> _EXERCISE DETAILS_
Could you reproduce all of these records exactly?

.....

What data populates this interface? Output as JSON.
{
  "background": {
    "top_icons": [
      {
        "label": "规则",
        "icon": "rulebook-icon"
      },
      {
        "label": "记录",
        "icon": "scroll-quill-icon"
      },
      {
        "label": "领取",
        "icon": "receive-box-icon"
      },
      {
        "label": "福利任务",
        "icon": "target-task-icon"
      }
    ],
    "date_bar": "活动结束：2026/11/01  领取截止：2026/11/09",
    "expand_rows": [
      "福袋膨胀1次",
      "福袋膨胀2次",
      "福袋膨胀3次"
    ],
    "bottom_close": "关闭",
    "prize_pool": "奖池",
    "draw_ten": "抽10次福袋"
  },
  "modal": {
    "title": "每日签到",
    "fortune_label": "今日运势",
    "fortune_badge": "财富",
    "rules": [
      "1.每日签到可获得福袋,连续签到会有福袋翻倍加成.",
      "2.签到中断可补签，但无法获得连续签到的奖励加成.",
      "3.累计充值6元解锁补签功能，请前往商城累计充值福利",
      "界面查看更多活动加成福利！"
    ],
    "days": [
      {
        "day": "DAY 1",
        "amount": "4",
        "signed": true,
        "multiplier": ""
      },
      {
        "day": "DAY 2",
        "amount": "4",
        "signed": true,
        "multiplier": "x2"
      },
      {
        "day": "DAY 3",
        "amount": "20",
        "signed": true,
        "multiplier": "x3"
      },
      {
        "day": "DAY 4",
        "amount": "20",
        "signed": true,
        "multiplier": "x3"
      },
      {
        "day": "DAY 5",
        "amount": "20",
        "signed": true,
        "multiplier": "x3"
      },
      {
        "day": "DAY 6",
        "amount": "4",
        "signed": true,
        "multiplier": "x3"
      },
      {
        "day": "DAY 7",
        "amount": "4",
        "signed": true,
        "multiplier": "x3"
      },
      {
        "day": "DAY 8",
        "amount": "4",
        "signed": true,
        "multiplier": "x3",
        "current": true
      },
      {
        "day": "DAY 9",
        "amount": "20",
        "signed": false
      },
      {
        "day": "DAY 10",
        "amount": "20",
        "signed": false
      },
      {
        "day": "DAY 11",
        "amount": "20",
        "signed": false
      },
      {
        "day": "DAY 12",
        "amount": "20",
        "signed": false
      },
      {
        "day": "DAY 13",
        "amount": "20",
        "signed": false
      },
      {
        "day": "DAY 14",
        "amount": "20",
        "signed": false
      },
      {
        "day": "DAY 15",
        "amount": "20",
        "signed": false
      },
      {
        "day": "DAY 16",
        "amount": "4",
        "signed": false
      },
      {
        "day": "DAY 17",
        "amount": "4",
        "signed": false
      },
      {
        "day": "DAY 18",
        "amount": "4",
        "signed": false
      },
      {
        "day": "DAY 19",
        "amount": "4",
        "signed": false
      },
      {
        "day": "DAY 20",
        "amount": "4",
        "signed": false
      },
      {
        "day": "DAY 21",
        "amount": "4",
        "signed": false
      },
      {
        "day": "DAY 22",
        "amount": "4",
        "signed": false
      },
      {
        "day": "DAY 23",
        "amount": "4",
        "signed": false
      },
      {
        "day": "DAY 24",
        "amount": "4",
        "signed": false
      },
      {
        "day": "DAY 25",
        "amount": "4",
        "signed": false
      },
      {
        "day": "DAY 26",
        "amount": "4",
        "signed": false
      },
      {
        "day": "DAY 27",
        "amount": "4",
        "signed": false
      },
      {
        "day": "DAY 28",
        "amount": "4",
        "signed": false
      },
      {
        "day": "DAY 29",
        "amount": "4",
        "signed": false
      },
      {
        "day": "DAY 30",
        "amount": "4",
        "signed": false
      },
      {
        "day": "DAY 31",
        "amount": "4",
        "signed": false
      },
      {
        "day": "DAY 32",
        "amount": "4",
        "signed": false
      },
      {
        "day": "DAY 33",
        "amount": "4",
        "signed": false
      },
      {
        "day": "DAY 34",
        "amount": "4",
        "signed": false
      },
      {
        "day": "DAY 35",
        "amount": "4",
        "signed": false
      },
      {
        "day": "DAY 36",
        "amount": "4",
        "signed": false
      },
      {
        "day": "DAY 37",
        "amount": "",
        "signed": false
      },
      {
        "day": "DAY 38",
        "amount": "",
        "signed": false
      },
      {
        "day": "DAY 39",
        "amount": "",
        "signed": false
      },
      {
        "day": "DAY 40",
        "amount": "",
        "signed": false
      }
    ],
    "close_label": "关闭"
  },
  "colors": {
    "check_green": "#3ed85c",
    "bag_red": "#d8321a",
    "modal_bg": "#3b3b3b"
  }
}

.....

> _EXERCISE RESULT_
What data populates this interface? Output as JSON.
{
  "background": {
    "top_icons": [
      {
        "label": "规则",
        "icon": "rulebook-icon"
      },
      {
        "label": "记录",
        "icon": "scroll-quill-icon"
      },
      {
        "label": "领取",
        "icon": "receive-box-icon"
      },
      {
        "label": "福利任务",
        "icon": "target-task-icon"
      }
    ],
    "date_bar": "活动结束：2026/11/01  领取截止：2026/11/09",
    "expand_rows": [
      "福袋膨胀1次",
      "福袋膨胀2次",
      "福袋膨胀3次"
    ],
    "bottom_close": "关闭",
    "prize_pool": "奖池",
    "draw_ten": "抽10次福袋"
  },
  "modal": {
    "title": "每日签到",
    "fortune_label": "今日运势",
    "fortune_badge": "财富",
    "rules": [
      "1.每日签到可获得福袋,连续签到会有福袋翻倍加成.",
      "2.签到中断可补签，但无法获得连续签到的奖励加成.",
      "3.累计充值6元解锁补签功能，请前往商城累计充值福利",
      "界面查看更多活动加成福利！"
    ],
    "days": [
      {
        "day": "DAY 1",
        "amount": "4",
        "signed": true,
        "multiplier": ""
      },
      {
        "day": "DAY 2",
        "amount": "4",
        "signed": true,
        "multiplier": "x2"
      },
      {
        "day": "DAY 3",
        "amount": "20",
        "signed": true,
        "multiplier": "x3"
      },
      {
        "day": "DAY 4",
        "amount": "20",
        "signed": true,
        "multiplier": "x3"
      },
      {
        "day": "DAY 5",
        "amount": "20",
        "signed": true,
        "multiplier": "x3"
      },
      {
        "day": "DAY 6",
        "amount": "4",
        "signed": true,
        "multiplier": "x3"
      },
      {
        "day": "DAY 7",
        "amount": "4",
        "signed": true,
        "multiplier": "x3"
      },
      {
        "day": "DAY 8",
        "amount": "4",
        "signed": true,
        "multiplier": "x3",
        "current": true
      },
      {
        "day": "DAY 9",
        "amount": "20",
        "signed": false
      },
      {
        "day": "DAY 10",
        "amount": "20",
        "signed": false
      },
      {
        "day": "DAY 11",
        "amount": "20",
        "signed": false
      },
      {
        "day": "DAY 12",
        "amount": "20",
        "signed": false
      },
      {
        "day": "DAY 13",
        "amount": "20",
        "signed": false
      },
      {
        "day": "DAY 14",
        "amount": "20",
        "signed": false
      },
      {
        "day": "DAY 15",
        "amount": "20",
        "signed": false
      },
      {
        "day": "DAY 16",
        "amount": "4",
        "signed": false
      },
      {
        "day": "DAY 17",
        "amount": "4",
        "signed": false
      },
      {
        "day": "DAY 18",
        "amount": "4",
        "signed": false
      },
      {
        "day": "DAY 19",
        "amount": "4",
        "signed": false
      },
      {
        "day": "DAY 20",
        "amount": "4",
        "signed": false
      },
      {
        "day": "DAY 21",
        "amount": "4",
        "signed": false
      },
      {
        "day": "DAY 22",
        "amount": "4",
        "signed": false
      },
      {
        "day": "DAY 23",
        "amount": "4",
        "signed": false
      },
      {
        "day": "DAY 24",
        "amount": "4",
        "signed": false
      },
      {
        "day": "DAY 25",
        "amount": "4",
        "signed": false
      },
      {
        "day": "DAY 26",
        "amount": "4",
        "signed": false
      },
      {
        "day": "DAY 27",
        "amount": "4",
        "signed": false
      },
      {
        "day": "DAY 28",
        "amount": "4",
        "signed": false
      },
      {
        "day": "DAY 29",
        "amount": "4",
        "signed": false
      },
      {
        "day": "DAY 30",
        "amount": "4",
        "signed": false
      },
      {
        "day": "DAY 31",
        "amount": "4",
        "signed": false
      },
      {
        "day": "DAY 32",
        "amount": "4",
        "signed": false
      },
      {
        "day": "DAY 33",
        "amount": "4",
        "signed": false
      },
      {
        "day": "DAY 34",
        "amount": "4",
        "signed": false
      },
      {
        "day": "DAY 35",
        "amount": "4",
        "signed": false
      },
      {
        "day": "DAY 36",
        "amount": "4",
        "signed": false
      },
      {
        "day": "DAY 37",
        "amount": "",
        "signed": false
      },
      {
        "day": "DAY 38",
        "amount": "",
        "signed": false
      },
      {
        "day": "DAY 39",
        "amount": "",
        "signed": false
      },
      {
        "day": "DAY 40",
        "amount": "",
        "signed": false
      }
    ],
    "close_label": "关闭"
  },
  "colors": {
    "check_green": "#3ed85c",
    "bag_red": "#d8321a",
    "modal_bg": "#3b3b3b"
  }
}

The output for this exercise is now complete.